He had his first child at 17, and despite the variety of pressures since, is still together with the mother of his children.
“It’s definitely been tough to maintain that relationship over the years” he states.
“Half the time I haven’t really been there so it’s essentially been long-distance. But she always gave me the space to go and establish myself.”
This is now reaping the rewards for Walters.
Recent endeavours include a role in the latest series of the BBC hit drama ‘Hussle‘, and the release of his next feature film, ‘Sugarhouse Lane’, early next year. With all this industry, has prison helped Ashley find some new discipline?
“I think it’s like school, if you want to learn from that experience you can” he states plainly.
“I went in there thinking I’m never coming back again, so what do I have to do to make that happen?”
Determination is apparently not a new acquisition, rather a trait instilled during that childhood of rich extremes.
“I had a very pushy mum,” he reveals. “If I ever had spare time or said I was bored she would give me something to do. It was a good thing and probably one of the reasons I’m in the position that I am now.”
That view seems particularly apt when you consider the fate of many of Ashley’s contemporaries who grew up around him in Peckham. Opportunity in such places is not served up on everyone’s plates.
“There is definitely a problem of people feeling excluded – not everyone can be doing what I’m doing and it's sad because there’s so much talent out there that goes unnoticed. That’s why you get this whole rebellious attitude from a lot of kids on the street,” he explains.

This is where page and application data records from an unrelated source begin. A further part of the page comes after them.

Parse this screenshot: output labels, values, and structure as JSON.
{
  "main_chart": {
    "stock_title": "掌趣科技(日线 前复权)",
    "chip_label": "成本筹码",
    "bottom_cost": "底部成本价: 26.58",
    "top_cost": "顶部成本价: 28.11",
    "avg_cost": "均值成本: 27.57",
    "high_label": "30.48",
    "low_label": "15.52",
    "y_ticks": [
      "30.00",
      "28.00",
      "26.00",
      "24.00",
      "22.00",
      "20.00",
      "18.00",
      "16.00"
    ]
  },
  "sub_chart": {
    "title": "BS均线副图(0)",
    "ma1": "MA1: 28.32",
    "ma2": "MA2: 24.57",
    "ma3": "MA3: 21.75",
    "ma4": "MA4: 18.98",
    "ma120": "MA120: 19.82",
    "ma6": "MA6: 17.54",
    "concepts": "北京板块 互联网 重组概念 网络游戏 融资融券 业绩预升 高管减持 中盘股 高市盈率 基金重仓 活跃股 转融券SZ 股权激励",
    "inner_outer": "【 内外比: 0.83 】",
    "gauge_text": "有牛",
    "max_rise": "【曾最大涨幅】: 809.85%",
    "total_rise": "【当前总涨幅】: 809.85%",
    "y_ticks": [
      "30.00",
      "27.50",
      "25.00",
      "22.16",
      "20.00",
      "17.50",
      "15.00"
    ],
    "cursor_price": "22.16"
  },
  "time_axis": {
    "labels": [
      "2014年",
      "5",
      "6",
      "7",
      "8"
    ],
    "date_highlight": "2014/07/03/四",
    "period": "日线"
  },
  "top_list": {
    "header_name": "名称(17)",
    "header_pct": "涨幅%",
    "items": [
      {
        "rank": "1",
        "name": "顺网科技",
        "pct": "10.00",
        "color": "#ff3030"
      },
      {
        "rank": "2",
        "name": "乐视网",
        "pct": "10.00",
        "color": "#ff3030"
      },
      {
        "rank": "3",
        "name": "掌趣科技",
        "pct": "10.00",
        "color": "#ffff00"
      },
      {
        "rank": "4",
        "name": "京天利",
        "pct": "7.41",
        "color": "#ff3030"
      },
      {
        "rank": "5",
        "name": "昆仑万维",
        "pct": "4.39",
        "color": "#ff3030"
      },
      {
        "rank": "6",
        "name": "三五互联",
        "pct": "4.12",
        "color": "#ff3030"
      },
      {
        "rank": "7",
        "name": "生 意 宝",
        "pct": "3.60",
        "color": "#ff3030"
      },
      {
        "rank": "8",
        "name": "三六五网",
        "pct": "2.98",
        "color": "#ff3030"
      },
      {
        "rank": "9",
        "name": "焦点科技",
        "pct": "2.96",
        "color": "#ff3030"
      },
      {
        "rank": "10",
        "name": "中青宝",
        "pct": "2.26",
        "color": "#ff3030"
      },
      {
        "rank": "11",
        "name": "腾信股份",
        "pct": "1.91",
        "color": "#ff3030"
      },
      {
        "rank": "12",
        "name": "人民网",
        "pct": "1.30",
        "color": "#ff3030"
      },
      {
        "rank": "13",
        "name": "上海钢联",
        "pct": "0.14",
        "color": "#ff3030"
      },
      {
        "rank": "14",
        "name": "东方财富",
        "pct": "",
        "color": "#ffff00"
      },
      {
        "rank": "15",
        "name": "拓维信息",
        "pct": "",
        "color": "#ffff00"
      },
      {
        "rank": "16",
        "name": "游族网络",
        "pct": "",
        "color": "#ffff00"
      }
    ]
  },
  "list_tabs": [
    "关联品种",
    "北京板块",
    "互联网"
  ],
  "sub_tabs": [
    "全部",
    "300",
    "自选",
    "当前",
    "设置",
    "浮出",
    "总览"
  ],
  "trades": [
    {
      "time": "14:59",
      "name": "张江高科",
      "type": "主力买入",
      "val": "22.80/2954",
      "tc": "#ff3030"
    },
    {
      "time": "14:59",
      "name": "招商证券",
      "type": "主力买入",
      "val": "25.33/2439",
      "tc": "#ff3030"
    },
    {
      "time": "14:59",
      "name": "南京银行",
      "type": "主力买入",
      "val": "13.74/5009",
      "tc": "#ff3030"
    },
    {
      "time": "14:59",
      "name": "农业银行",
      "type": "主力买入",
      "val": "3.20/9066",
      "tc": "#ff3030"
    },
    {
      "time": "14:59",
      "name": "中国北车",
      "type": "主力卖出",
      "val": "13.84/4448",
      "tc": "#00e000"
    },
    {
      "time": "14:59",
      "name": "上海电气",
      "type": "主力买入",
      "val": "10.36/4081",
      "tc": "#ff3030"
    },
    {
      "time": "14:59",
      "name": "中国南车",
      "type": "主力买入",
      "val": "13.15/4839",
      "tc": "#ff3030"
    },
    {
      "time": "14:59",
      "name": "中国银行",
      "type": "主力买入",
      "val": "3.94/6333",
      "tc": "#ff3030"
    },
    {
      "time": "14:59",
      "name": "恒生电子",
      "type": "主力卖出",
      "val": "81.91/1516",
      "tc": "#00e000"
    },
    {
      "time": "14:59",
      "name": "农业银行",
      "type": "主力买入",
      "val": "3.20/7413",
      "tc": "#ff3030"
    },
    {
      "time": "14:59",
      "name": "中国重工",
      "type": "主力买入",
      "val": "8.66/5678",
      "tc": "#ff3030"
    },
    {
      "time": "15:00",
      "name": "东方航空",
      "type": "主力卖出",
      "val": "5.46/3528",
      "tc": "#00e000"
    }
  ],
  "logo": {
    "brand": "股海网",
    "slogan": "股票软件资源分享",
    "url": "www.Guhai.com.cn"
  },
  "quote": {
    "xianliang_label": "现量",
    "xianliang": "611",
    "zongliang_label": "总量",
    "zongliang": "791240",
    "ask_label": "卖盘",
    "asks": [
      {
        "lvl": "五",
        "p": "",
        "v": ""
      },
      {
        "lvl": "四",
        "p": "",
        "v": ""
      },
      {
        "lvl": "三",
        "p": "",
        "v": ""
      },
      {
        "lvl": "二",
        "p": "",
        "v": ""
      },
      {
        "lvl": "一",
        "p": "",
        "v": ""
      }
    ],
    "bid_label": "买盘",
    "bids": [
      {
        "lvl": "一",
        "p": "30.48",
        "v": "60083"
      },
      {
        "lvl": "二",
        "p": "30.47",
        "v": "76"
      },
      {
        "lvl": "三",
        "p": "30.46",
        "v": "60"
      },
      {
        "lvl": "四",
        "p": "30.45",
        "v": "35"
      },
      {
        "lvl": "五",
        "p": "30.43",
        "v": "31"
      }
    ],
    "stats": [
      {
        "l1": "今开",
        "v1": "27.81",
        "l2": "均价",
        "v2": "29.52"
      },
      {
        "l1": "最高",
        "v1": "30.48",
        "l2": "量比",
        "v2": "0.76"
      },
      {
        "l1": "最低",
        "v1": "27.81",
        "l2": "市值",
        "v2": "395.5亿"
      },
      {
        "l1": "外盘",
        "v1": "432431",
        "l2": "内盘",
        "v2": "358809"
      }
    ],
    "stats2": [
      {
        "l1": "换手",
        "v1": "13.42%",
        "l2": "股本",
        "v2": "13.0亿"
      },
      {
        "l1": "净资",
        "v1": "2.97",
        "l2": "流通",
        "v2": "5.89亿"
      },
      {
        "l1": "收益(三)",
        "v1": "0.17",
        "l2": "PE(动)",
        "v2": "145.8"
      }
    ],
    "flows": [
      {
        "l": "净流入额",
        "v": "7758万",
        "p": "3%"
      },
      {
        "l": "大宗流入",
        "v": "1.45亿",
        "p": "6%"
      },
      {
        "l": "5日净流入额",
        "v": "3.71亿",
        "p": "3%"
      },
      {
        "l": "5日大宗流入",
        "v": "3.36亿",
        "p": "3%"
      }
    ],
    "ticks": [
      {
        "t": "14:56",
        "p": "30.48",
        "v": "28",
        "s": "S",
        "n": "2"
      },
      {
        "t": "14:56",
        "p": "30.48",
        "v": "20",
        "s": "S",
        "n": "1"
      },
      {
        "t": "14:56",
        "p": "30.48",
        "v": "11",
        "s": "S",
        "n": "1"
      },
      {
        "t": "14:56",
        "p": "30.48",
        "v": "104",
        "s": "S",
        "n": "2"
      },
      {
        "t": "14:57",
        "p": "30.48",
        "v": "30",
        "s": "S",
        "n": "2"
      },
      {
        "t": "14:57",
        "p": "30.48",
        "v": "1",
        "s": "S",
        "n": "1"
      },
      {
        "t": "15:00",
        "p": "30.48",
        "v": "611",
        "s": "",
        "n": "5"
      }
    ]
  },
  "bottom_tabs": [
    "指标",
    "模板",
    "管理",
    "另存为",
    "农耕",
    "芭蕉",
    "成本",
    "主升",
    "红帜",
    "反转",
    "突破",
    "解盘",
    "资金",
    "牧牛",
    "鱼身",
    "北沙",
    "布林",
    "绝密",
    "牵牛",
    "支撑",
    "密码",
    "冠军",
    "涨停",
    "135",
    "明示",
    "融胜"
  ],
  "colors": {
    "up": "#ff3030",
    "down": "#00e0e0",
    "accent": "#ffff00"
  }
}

“They want to belong but there’s no way for them to do that, so they create their own rules, their own gangs and they stick together. They feel safer that way I suppose.”
As gun crime continues to escalate in London, many are pointing to the influence that rappers exert on disaffected youths.
Ashley worked with US rapper 50 Cent, a self-confessed former drug dealer who claims to have been shot nine times, in his multi-million dollar biopic Get rich or Die Trying. Is 50 Cent somebody he looks up to?
“As a businessman, I think he’s incredible… but other than that I don’t have too much to say about him,” Ashley replies.
“Talking about what you see around you on a daily basis, whether it be negative or positive, is completely different from glamourising violence, and I think every now and then he crosses over that line.”
Many claim So Solid Crew were themselves guilty of such a charge, but Ashley feels this is a hypocritical assessment.
“As a society we tend to pick a scapegoat, like rappers, for problems. But Sony Playstation still has games with guns on it and people snorting coke to get energy… and this is computer games for kids. That is worrying! Even books will have a knife or a gun on the front cover. It’s basic promotion. But any time a rapper does it, all of a sudden there is a big hype” he argues.
He feels the rise in gun culture is in greater part due to the example set, not by rappers, but by those in power.
“Tony Blair gives the impression that it’s alright to kill lots of people, occupy someone else’s country and bully them,” he states. “The advice the kids get from the Government is that when you can’t talk about it, shoot people.”
It is an interesting view from someone who appears to have the measure of political operators.
“Prime Ministers and Presidents are essentially actors” he declares.
“They are given their lines, told how to move their hands and how to make people listen to what they are saying.”
So would he consider a redeployment of his own acting abilities to a new stage – in Westminster?
He laughs at the idea, replying: “I don’t want to be made out as that guy who thinks he knows everything. I enjoy being able to have a dialogue with people, and have them respect me because I’m talking sense, rather than simply because of who I am."
With that said, how will a young truly representative member of the black community ever emerge on the political scene?
“I think someone will come through who is willing to represent the black community and the disaffected youth on a political level – it's just not going to be me” he states emphatically.
We will be hearing a lot more from Peckham’s latest rising star.